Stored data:
━━━━━━━━

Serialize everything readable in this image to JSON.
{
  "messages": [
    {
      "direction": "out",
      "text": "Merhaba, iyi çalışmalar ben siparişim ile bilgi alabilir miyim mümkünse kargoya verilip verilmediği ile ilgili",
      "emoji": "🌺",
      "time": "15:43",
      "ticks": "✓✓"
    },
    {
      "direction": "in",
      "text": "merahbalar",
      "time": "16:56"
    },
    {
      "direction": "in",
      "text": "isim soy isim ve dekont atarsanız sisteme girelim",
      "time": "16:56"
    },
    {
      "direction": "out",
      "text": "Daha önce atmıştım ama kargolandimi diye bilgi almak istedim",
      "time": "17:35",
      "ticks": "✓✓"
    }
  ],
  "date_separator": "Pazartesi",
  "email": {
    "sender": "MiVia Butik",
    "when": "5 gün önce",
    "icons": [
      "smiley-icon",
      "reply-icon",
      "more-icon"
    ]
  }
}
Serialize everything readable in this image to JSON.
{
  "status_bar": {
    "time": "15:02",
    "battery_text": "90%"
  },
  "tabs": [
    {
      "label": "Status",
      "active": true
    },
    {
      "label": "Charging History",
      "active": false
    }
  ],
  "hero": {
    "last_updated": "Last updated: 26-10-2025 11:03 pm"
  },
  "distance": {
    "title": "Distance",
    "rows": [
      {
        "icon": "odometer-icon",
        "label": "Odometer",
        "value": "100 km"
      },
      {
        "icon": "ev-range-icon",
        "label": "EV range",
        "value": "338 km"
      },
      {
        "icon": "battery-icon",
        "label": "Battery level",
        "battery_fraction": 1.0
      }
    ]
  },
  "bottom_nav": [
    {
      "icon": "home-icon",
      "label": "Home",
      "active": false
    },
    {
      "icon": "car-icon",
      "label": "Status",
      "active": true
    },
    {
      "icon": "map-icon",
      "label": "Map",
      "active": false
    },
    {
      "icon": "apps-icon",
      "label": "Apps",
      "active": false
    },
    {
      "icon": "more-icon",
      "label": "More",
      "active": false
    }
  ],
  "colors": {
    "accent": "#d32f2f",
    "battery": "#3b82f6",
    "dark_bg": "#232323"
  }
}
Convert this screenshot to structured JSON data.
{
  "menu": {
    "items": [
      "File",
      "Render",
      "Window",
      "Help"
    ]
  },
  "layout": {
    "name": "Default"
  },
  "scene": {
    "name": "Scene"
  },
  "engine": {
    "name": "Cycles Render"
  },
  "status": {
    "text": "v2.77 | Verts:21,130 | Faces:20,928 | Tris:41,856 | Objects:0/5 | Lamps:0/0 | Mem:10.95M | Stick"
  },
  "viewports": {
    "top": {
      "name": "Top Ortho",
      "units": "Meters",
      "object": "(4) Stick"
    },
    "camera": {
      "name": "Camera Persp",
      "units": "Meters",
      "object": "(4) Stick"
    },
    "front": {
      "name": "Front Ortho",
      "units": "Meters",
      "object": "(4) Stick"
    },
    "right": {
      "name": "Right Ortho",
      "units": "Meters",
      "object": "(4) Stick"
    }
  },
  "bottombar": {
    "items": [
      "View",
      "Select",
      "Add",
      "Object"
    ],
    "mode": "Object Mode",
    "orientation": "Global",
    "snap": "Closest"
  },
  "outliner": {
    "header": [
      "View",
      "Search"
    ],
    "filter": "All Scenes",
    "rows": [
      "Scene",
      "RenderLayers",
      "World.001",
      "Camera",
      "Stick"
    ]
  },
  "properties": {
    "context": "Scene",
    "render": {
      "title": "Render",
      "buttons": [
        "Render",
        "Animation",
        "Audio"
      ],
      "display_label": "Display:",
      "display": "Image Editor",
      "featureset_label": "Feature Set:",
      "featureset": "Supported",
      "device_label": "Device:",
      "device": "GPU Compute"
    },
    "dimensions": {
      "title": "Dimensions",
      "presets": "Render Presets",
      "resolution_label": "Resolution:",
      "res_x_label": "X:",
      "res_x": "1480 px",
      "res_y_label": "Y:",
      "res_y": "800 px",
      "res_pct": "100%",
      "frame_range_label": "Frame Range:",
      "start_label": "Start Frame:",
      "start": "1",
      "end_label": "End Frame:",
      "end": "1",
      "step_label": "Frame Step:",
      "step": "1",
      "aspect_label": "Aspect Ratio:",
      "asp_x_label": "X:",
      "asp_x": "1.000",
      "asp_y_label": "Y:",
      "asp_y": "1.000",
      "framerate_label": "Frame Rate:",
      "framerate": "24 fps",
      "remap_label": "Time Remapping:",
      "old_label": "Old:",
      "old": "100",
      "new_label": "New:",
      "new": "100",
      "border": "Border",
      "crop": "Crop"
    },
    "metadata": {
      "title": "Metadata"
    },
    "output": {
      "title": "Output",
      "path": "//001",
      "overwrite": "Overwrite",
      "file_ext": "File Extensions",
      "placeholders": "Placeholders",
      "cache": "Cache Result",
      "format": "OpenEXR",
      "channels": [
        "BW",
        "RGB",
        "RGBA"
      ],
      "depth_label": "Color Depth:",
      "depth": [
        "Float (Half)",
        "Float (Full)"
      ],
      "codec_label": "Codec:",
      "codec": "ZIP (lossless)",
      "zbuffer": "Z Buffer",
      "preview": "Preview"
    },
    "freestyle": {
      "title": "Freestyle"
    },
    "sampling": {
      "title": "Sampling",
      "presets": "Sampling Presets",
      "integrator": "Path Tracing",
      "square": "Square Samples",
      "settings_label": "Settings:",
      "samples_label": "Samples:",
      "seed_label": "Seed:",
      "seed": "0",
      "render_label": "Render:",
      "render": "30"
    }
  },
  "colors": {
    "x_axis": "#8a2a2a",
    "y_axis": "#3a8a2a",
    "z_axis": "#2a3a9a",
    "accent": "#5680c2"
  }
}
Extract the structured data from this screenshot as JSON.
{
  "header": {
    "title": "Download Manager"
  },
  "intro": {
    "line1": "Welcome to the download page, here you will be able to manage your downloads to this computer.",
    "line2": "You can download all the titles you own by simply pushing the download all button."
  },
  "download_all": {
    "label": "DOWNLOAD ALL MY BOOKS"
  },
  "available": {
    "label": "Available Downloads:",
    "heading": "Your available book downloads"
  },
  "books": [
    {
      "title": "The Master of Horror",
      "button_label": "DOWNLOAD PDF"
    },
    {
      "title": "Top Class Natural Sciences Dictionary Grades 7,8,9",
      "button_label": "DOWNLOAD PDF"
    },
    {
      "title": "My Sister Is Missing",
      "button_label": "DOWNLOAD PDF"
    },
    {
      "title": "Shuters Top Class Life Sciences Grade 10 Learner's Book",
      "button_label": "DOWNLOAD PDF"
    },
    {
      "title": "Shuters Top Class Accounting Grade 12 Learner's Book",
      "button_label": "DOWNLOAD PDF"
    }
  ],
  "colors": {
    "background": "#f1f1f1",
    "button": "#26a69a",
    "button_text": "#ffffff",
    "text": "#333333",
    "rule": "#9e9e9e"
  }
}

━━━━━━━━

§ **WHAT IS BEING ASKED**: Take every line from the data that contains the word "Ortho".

§ **SOLUTION TO THE EXERCISE**:
      "name": "Top Ortho",
      "name": "Front Ortho",
      "name": "Right Ortho",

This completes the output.